*TASK DETAILS*. Some lines in the records below may hold the word "this"; give the number of those lines and nothing else.
*** Opening of GIVEN DATA ***
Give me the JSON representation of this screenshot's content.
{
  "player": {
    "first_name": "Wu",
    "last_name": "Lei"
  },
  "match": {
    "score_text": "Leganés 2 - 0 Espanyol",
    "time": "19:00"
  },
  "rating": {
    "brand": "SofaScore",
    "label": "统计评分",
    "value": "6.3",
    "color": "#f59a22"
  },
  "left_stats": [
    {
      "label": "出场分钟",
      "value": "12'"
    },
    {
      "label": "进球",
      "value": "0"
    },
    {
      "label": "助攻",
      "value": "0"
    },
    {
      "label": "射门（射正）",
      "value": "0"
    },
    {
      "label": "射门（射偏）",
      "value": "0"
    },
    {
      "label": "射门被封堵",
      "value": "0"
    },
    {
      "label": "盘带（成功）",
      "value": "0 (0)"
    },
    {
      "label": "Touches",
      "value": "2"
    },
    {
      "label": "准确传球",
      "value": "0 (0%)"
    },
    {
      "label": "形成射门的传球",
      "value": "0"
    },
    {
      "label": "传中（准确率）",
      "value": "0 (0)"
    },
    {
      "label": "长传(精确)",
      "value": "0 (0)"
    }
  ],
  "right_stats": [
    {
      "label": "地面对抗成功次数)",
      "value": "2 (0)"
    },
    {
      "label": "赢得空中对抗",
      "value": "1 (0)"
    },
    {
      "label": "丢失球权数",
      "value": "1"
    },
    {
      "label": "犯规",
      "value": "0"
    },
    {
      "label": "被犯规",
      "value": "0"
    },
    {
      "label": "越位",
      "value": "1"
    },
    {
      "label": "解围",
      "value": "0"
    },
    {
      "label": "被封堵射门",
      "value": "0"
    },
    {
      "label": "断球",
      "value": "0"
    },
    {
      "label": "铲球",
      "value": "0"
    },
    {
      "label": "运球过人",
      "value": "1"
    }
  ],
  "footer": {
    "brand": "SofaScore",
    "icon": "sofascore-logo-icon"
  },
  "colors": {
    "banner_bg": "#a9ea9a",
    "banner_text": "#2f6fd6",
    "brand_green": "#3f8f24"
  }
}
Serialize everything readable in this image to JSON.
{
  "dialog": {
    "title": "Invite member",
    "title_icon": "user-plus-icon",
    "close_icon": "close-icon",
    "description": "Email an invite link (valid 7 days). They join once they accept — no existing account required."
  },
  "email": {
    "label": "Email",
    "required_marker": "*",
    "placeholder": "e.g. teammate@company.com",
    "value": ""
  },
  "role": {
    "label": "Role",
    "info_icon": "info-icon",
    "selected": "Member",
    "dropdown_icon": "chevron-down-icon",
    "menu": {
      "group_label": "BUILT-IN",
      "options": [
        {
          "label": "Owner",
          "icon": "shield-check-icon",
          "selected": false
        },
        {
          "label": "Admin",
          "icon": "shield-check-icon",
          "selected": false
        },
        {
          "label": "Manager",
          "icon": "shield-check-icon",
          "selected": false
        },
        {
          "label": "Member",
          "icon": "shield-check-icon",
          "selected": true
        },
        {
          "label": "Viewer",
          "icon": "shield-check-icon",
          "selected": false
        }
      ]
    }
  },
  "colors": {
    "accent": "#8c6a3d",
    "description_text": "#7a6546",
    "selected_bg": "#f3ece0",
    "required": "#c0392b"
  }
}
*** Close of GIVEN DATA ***
*FINISHED EXERCISE*. 2